By controlling the pipelines that people use to communicate with one another, as well as shaping much of the cultural content that is filmed, broadcast on television or sent over the Internet, companies like AOL-Time Warner are able to affect the experiences of people everywhere. There is no precedent in history for this kindof overarching control of human communications.

Social critics are beginning to ask what will happen to the rich cultural diversity that makes up the ecology of human existence, when a handful of information, entertainment and telecommunications companies control much of the cultural content that makes up our daily lives.

The new forces of cultural capitalism could end up devouring our remaining cultural resources - from traditional music and dance to local festivals and sporting events, to native food and cuisine - by repackaging them into short-lived commercial entertainments, paid amusements and purchased spectacles.

Losing access to the rich cultural diversity of thousands of years of human experience could be as devastating to our future ability to survive and flourish as losing our remaining biological diversity.

When the culture itself is absorbed into the economy, only commercial bonds will be left to hold society together. The critical question in this new Age of Access is whether civilization can even exist when more and more of our relationships outside the family increasingly become a paid-for experience.

While Wall Street is celebrating the new merger, and 20 percent of the world's population is migrating to cyberspace, the rest of humanity still is caught up in the world of physical scarcity. More than half of the human race has never made a telephone call.

The world is fast developing into two distinct civilizations: those living inside the electronic gates of cyberspace, and those living on the outside.

The new, global digital communications networks, because they are so all-encompassing and comprehensive, have the effect of creating a new and totalizing social space, a second earthly sphere above mother Earth.

The migration of human commerce and social life to the realm of cyberspace isolates one part of the human population from the rest in ways never before imaginable. The great schism, in the coming age, is between those whose lives are increasingly taken up in cyberspace and those who will never have access to this new realm of human existence.

More than 20 years ago, the Harvard sociologist Daniel Bell made the observation that in the coming era, control over communication services would be a source of power, and access to communication would be a condition of freedom. The AOL-Time Warner merger brings us a step closer to that world.
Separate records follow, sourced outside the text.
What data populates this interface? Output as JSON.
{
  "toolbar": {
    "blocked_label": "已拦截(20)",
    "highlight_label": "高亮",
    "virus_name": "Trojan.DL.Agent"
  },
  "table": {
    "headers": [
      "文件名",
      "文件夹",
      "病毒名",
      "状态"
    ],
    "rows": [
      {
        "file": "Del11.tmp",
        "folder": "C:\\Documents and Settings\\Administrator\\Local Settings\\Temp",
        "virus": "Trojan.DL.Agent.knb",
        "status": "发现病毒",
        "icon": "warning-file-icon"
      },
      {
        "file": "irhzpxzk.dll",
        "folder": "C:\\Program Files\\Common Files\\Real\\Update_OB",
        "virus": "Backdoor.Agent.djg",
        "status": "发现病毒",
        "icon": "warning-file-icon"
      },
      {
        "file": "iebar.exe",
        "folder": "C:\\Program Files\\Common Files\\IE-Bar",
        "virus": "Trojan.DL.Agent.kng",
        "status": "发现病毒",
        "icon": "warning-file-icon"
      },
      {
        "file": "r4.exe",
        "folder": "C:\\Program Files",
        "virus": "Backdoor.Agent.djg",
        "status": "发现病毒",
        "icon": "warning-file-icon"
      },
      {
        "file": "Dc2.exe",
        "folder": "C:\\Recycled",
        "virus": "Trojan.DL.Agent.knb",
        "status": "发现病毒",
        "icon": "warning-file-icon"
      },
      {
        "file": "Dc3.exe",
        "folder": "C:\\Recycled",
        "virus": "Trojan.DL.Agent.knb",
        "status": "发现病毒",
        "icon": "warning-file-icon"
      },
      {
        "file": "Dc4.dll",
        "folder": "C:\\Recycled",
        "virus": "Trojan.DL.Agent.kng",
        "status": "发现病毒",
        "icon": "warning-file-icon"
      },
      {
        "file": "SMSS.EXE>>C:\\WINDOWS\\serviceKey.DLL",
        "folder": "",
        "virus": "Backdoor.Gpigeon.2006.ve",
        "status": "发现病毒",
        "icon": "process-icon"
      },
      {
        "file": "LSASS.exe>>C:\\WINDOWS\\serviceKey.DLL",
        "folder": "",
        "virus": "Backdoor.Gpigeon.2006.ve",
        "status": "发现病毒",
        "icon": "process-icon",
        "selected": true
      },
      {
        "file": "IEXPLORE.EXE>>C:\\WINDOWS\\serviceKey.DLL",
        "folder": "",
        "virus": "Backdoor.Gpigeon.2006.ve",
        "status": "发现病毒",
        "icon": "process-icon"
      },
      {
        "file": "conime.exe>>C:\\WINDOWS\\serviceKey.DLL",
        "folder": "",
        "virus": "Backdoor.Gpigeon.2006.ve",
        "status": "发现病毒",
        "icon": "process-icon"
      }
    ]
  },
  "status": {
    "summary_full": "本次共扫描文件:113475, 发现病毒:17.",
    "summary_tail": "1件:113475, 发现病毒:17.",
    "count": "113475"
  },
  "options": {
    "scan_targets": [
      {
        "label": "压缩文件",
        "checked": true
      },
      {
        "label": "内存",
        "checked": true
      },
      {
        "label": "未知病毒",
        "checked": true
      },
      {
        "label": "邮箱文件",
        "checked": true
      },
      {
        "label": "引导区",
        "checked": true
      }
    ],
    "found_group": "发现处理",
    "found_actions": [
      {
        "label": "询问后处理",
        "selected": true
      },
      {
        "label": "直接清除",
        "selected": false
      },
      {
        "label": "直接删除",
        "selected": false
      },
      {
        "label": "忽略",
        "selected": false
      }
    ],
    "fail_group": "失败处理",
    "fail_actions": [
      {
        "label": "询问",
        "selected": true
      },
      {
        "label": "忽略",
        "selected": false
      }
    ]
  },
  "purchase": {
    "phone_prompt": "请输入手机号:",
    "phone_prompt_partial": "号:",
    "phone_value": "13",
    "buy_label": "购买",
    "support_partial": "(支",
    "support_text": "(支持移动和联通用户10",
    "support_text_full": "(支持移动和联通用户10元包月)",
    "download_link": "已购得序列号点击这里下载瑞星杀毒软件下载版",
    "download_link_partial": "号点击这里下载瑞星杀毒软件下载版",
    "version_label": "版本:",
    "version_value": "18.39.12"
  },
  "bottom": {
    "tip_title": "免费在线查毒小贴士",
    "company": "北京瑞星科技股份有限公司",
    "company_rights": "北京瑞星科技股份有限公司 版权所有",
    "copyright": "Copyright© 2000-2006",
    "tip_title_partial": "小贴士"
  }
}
The writer is author of the forthcoming ''The Age of Access: The New Culture of Hypercapitalism Where All of Life Is a Paid-For Experience.'' He contributed this comment to the Los Angeles Times.